The rule seems to be: the text following short =item strings appears on the same line as the item itself. The text following long =item strings appears on the line below the item. The =over indent value controls what is considered short or long.

So... what's the catch?

For most people, most of the time, there is no problem. Unless, of course, you're like me, and you're lazy, and you like to keep your option names short.

If you want your POD to have a consistent appearance, then you have to remember to specify a small indent for =over.

This behavior does not seem to be clearly documented anywhere that I have read:


The result is the same on all the different platforms that are available to me. For example:
This is perl, v5.8.8 built for x86_64-linux
I also tried 5.8.5 and 5.10.0, both 64-bit and 32-bit, and even on Windoze.
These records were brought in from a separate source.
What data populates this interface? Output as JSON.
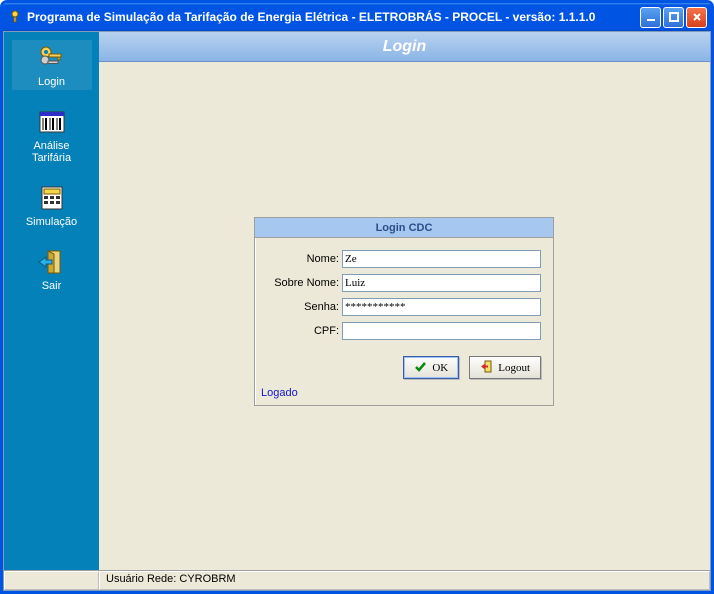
{
  "window": {
    "title": "Programa de Simulação da Tarifação de Energia Elétrica - ELETROBRÁS - PROCEL - versão: 1.1.1.0"
  },
  "sidebar": {
    "items": [
      {
        "key": "login",
        "label": "Login"
      },
      {
        "key": "analise",
        "label": "Análise Tarifária"
      },
      {
        "key": "simulacao",
        "label": "Simulação"
      },
      {
        "key": "sair",
        "label": "Sair"
      }
    ]
  },
  "header": {
    "title": "Login"
  },
  "login_panel": {
    "title": "Login CDC",
    "fields": {
      "nome_label": "Nome:",
      "nome_value": "Ze",
      "sobrenome_label": "Sobre Nome:",
      "sobrenome_value": "Luiz",
      "senha_label": "Senha:",
      "senha_value": "***********",
      "cpf_label": "CPF:",
      "cpf_value": ""
    },
    "buttons": {
      "ok": "OK",
      "logout": "Logout"
    },
    "status": "Logado"
  },
  "statusbar": {
    "user": "Usuário Rede: CYROBRM"
  }
}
I discovered that the PERLDOCDEBUG environment variable (see perldoc) is quite handy if you ever need to dig deeper into POD.

Replies are listed 'Best First'.
Re: Avoid inconsistent POD =over =item indentation
by ikegami (Pope) on Oct 13, 2009 at 17:11 UTC
    nit: It's not a feature of POD. It's a feature of Pod::Text or whatever renderer is being used.
      I agree that the ultimate appearance depends on the renderer. I think I just stumbled upon further proof of this. I happened to be looking at the xml_merge script on CPAN, and the OPTIONS section in my web browser looks quite different from what I see at my linux command prompt when I use:
      perldoc xml_merge
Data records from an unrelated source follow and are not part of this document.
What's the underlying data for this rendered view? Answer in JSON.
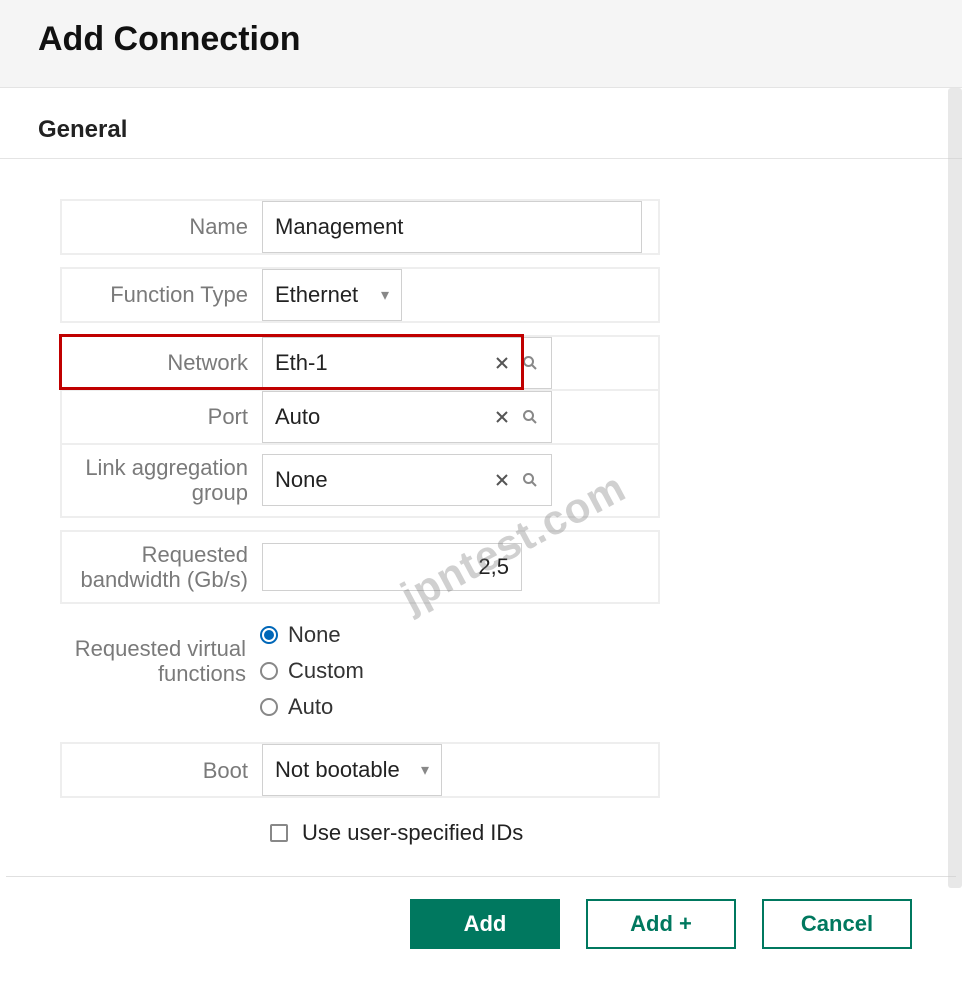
{
  "header": {
    "title": "Add Connection"
  },
  "section": {
    "title": "General"
  },
  "fields": {
    "name": {
      "label": "Name",
      "value": "Management"
    },
    "function_type": {
      "label": "Function Type",
      "value": "Ethernet"
    },
    "network": {
      "label": "Network",
      "value": "Eth-1"
    },
    "port": {
      "label": "Port",
      "value": "Auto"
    },
    "lag": {
      "label": "Link aggregation group",
      "value": "None"
    },
    "bandwidth": {
      "label": "Requested bandwidth (Gb/s)",
      "value": "2,5"
    },
    "rvf": {
      "label": "Requested virtual functions",
      "options": [
        "None",
        "Custom",
        "Auto"
      ],
      "selected": "None"
    },
    "boot": {
      "label": "Boot",
      "value": "Not bootable"
    },
    "use_ids": {
      "label": "Use user-specified IDs",
      "checked": false
    }
  },
  "footer": {
    "add": "Add",
    "add_plus": "Add +",
    "cancel": "Cancel"
  },
  "watermark": "jpntest.com"
}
      which resolves to:

      pod2man --lax xml_merge | nroff -man

      Here is a snippet of the xml_merge POD:

      And, yes, I am tossing the term 'POD' around rather loosely.

Re: Avoid inconsistent POD =over =item indentation
by Anonymous Monk on Oct 17, 2009 at 21:00 UTC
    I would consider it a bug in pod2text. pod2html/pod2man/pom2 don't have this bug
    $ pom2 text 2 OPTIONS * help Help me! * foo This is foolish
      Thanks for pointing out pom2. Perhaps it holds some clues to the mystery of perldoc.
      pod2html/pod2man/pom2 don't have this bug
      With respect to pod2man, this statement contradicts perldoc, which states:
      perldoc looks up a piece of documentation in .pod format that is embedded in the perl installation tree or in a perl script, and displays it via pod2man | nroff -man | $PAGER .
      perldoc, which runs pod2man, clearly elicits the inconsistent indentation behavior, which I demonstrated in my other reply. Could you clarify?
        I don't care what perldoc claims :DDD I ran pod2man manually, the output looked as expected, perl 5.10.1

Log In?

What's my password?
Create A New User
Node Status?
node history
Node Type: perlmeditation [id://800918]
Approved by Corion
Front-paged by GrandFather
and all is quiet...

How do I use this? | Other CB clients
Other Users?
Others chanting in the Monastery: (4)
As of 2017-10-22 18:23 GMT
Find Nodes?
    Voting Booth?
    My fridge is mostly full of:

    Results (274 votes). Check out past polls.